Novartis announced on March 30, 2015 that it entered into a multiyear alliance with Aduro Biotech to discover and develop next-generation cancer immunotherapies. As part of the agreement, a new immuno-oncology research group will be formed, and research will focus on immunotherapies that target the STING (stimulator of interferon genes) pathway. Novartis will make an upfront payment of $200 million to Aduro and an initial equity investment in the company equaling $25 million. A commitment of an additional $25 million equity investment was also announced as part of the agreement, but will be paid at a future date.
According to Aduro Biotech’s website, the company is “developing a family of proprietary derivatives of STING-modulating [cyclic dinucleotides] CDNs.” This signaling pathway initiates broad innate and adaptive immune responses in tumors, according to the press release. The alliance will broaden Novartis’ existing immunotherapy portfolio, which includes CTL019, a chimeric antigen receptor T-cell (CART) therapy that received a Breakthrough Therapy designation from FDA in July 2014 and experienced positive results from a study completed by the University of Pennsylvania and The Children’s Hospital of Philadelphia in October 2014.

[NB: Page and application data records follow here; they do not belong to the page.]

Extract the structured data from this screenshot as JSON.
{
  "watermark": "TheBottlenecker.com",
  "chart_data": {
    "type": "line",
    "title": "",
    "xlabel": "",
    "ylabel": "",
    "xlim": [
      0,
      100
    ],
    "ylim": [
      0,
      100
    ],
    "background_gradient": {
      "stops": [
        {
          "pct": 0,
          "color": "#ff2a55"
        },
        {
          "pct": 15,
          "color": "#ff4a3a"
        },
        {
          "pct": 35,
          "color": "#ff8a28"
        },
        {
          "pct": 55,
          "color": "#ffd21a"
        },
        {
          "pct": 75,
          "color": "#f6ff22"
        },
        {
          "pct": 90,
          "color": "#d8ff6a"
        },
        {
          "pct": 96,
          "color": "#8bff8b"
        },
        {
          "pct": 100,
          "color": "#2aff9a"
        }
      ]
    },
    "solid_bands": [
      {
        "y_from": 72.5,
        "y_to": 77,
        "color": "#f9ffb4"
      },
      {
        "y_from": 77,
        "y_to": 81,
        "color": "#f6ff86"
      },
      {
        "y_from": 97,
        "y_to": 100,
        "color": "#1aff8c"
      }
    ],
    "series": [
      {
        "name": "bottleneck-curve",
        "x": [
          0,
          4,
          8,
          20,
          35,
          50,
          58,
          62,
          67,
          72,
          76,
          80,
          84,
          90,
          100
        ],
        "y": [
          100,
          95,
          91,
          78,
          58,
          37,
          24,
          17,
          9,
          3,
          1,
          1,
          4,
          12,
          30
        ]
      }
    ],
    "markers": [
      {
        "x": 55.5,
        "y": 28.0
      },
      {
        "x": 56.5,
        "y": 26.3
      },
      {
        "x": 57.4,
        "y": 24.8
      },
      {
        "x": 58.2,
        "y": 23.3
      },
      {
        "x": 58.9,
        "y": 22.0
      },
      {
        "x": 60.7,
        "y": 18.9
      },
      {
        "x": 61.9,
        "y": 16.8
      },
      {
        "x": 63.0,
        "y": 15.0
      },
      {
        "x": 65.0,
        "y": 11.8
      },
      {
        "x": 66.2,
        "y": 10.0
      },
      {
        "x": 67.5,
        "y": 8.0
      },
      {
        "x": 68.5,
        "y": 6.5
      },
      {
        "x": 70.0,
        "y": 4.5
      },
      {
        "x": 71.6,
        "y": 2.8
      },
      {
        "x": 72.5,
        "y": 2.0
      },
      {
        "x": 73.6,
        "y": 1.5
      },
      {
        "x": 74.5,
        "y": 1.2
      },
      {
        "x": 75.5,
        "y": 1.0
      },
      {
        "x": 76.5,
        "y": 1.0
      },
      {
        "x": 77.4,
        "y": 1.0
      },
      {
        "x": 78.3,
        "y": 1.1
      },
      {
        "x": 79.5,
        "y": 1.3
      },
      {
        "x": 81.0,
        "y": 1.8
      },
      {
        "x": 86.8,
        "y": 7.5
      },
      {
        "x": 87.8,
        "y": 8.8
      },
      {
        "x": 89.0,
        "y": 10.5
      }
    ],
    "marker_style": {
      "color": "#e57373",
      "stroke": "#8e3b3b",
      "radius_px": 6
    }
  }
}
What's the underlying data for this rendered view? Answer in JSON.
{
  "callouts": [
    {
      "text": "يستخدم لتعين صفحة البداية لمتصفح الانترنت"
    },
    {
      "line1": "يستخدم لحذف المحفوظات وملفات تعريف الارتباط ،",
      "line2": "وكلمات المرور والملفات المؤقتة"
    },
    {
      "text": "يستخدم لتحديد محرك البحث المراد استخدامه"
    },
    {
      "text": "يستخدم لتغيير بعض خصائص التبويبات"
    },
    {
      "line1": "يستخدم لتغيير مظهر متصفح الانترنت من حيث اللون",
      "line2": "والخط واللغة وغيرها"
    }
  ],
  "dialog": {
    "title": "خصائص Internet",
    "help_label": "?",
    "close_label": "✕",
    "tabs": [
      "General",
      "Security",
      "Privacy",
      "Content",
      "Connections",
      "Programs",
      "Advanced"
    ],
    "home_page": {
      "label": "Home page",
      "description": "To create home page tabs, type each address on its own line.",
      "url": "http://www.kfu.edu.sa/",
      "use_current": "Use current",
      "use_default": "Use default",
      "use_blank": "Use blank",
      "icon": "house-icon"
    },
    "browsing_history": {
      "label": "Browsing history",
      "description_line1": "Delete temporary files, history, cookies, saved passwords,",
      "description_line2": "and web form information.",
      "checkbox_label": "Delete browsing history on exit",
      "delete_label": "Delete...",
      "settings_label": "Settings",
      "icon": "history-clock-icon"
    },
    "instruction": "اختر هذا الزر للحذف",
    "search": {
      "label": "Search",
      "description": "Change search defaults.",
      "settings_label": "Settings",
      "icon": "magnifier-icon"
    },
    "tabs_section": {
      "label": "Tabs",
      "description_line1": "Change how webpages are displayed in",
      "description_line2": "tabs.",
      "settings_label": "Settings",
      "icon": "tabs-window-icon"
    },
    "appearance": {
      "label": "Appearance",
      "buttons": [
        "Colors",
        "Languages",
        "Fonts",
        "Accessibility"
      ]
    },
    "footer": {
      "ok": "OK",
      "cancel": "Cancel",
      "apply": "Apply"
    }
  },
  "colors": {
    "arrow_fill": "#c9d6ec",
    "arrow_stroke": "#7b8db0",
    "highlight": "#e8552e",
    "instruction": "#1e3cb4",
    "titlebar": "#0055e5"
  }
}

"Immunotherapy is one of the exciting frontiers in oncology today. Current approaches with checkpoint inhibitors and T-cell modulation are potent but only in select tumor types. STING agonists have the potential to fully activate the immune system to attack a broader range of tumors,” said Mark Fishman, president of the Novartis Institutes for BioMedical Research, in a press release. “Under Glenn Dranoff's leadership, our new immuno-oncology research group will aggressively drive our current programs to the clinic and explore new directions for both mono and combination therapies.